Official Statement of the National Academy of Neuropsychology Approved by the Board of Directors 5/15/99

(Reprinted fromĀ NAN Website)

The use of neuropsychology technicians (also referred to as “technicians, psychometrists, psychometricians and psychological assistants”-p. 23, Division 40, 1989) in the supervised administration and scoring of the full range of neuropsychological tests and allied cognitive, psychological, and behavioral assessment procedures, can be traced to the late 1930’s, and it has been an established standard of practice in the field of clinical neuropsychology for more than three decades (DeLuca, 1989). This practice is not unique to neuropsychology. Other doctoral level health care practitioners also routinely employ trained non-doctoral technical personnel (e.g. radiology and EEG technicians).

The use of neuropsychology technicians helps maintain the objectivity of data collection and minimizes potential for bias associated with clinical judgment. This practice maintains reliability and validity of test administration (DeLuca, 1989).

Standards of practice exist for the selection, training, supervision and utilization of neuropsychology technicians (DeLuca, 1989; Division 40 Task Force, 1989; 1991). These standards clearly indicate that the neuropsychology technician is trained “only for the administration and scoring of psychological and neuropsychological tests” (p. 24, Division 40, 1989) and observation/reporting of test behavior. Technician training and supervision, test selection, interpretation/analysis of test data, report-writing, and neuropsychological consultation are the sole responsibility of the neuropsychologist who is licensed to practice psychology or neuropsychology. “The professional relationship in clinical neuropsychology is between the patient and the… neuropsychologist” (p. 24, Division 40, 1989). The neuropsychologist establishes and charges fees for services, and is “accountable for the quality of professional work” (p. 24, Division 40, 1989).

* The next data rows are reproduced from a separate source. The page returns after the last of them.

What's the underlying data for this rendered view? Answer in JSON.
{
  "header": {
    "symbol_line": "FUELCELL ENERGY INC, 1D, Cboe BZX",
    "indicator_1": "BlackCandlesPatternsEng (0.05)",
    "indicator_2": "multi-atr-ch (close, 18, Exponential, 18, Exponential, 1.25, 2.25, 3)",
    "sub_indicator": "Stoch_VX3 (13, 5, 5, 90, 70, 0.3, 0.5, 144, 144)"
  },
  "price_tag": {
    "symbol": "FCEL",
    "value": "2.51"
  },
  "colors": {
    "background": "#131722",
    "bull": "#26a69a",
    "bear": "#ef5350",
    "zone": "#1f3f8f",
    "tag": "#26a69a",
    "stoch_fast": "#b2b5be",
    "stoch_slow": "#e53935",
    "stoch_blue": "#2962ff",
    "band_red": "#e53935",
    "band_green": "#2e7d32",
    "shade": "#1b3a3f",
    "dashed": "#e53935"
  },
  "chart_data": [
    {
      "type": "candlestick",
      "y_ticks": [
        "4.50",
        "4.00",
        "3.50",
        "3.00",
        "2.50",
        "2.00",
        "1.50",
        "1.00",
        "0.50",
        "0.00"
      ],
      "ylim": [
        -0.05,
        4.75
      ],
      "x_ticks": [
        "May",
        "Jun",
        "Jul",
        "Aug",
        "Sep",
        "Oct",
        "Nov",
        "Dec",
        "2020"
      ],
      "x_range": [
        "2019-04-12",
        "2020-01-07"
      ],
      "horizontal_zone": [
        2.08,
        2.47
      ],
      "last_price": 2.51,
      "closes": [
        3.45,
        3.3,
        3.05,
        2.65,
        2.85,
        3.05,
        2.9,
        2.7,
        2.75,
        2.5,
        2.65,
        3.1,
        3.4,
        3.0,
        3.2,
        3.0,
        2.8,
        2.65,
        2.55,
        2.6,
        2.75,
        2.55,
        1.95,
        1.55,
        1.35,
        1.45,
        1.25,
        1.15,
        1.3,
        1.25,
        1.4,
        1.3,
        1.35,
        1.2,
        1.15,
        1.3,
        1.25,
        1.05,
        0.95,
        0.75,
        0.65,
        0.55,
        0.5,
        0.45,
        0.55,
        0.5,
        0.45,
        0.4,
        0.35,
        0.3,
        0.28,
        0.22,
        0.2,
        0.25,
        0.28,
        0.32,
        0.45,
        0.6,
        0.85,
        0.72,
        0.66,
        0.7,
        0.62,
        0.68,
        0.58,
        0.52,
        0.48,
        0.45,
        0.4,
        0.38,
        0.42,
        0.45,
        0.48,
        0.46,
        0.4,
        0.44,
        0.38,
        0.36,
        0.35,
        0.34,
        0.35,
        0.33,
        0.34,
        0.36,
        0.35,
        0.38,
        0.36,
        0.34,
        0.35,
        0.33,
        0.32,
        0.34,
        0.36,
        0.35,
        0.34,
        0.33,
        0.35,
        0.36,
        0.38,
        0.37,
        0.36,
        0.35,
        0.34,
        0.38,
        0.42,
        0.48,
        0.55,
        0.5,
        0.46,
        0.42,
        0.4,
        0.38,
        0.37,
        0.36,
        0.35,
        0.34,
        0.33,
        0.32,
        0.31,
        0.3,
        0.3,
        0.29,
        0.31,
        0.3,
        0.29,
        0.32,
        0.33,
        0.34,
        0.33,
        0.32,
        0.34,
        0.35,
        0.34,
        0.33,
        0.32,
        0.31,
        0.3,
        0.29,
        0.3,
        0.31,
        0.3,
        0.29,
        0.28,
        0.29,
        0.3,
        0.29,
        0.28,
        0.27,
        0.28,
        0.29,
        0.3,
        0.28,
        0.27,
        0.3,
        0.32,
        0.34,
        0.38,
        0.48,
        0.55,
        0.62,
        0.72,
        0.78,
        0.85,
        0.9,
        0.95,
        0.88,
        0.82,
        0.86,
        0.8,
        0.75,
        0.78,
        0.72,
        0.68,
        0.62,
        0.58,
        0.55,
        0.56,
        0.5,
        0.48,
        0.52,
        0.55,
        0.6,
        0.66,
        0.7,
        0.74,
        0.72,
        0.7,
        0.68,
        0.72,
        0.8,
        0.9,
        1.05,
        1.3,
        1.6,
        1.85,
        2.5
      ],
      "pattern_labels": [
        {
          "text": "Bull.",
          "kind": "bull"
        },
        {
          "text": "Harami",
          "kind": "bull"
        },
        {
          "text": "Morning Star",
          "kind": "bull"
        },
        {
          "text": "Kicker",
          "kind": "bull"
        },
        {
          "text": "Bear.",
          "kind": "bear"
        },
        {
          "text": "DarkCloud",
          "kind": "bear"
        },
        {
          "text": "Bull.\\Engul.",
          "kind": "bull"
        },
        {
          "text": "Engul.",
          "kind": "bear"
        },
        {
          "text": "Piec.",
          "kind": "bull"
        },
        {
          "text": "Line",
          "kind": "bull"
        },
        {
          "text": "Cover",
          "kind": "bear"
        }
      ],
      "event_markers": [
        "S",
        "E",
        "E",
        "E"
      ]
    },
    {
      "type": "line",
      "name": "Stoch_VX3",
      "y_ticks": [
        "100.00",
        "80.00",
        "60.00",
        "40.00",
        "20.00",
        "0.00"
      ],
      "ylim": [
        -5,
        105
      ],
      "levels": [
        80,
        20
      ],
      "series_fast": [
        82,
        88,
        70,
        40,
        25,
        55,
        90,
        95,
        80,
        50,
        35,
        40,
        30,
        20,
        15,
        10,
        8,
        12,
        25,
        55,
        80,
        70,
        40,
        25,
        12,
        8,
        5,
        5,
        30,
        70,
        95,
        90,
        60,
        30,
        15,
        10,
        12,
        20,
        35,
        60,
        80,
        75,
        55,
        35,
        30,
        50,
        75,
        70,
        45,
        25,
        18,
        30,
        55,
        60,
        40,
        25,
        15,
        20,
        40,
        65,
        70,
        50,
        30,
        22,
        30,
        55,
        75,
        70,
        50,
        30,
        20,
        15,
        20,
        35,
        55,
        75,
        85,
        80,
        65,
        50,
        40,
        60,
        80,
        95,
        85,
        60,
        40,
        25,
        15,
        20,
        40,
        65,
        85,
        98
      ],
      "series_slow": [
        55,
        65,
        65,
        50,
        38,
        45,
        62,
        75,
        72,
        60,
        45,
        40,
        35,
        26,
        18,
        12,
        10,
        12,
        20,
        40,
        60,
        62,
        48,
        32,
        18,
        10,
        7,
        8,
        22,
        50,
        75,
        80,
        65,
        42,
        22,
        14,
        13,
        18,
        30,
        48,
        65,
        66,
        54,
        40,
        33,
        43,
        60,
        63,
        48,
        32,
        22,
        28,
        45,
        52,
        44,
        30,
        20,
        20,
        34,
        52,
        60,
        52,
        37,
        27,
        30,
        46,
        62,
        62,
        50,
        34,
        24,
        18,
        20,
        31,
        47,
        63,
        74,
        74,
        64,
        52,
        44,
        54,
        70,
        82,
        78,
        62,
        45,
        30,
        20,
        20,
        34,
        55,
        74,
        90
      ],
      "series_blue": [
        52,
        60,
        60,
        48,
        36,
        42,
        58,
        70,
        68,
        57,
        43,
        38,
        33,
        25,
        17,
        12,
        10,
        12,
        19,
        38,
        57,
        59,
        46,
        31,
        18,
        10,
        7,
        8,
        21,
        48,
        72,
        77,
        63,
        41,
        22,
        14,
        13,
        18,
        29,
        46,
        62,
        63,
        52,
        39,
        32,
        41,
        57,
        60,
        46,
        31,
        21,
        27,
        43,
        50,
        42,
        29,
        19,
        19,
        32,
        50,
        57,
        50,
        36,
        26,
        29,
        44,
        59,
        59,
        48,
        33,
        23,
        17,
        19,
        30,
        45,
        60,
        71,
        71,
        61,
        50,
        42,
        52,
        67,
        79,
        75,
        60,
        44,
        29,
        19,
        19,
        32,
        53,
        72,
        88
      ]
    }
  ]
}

This official statement of the National Academy of Neuropsychology is consistent with previously published APA-Division 40 standards for education, training and supervision of non-doctoral neuropsychology technicians (Division 40, 1989, 1991). These standards are endorsed and supported by the National Academy of Neuropsychology.


DeLuca, J.W. (1989) Neuropsychology Technicians in Clinical Practice: Precedents, rational and current deployment. The Clinical Neuropsychologist, 3(1), pp. 3-21.

Report of the Division 40 Task Force on Education, Accreditation, and Credentialing, (1989) Guidelines regarding the use of non-doctoral personnel in clinical neuropsychological assessment. The Clinical Neuropsychologist, 3(1), pp. 23-24.

Report of the Division 40 Task Force on Education, Accreditation, and Credentialing, (1991) Recommendations for education and training of non-doctoral personnel in clinical neuropsychology. The Clinical Neuropsychologist, 5(1), pp. 20-23.

The NAN Policy and Planning Committee Bradley Axelrod, Ph.D. Jeffrey Barth, Ph.D., Chair David Faust, Ph.D. Jerid Fisher, Ph.D. Robert Heilbronner, Ph.D. Glenn Larrabee, Ph.D. Neil Pliskin, Ph.D., Vice Chair Cheryl Silver, Ph.D.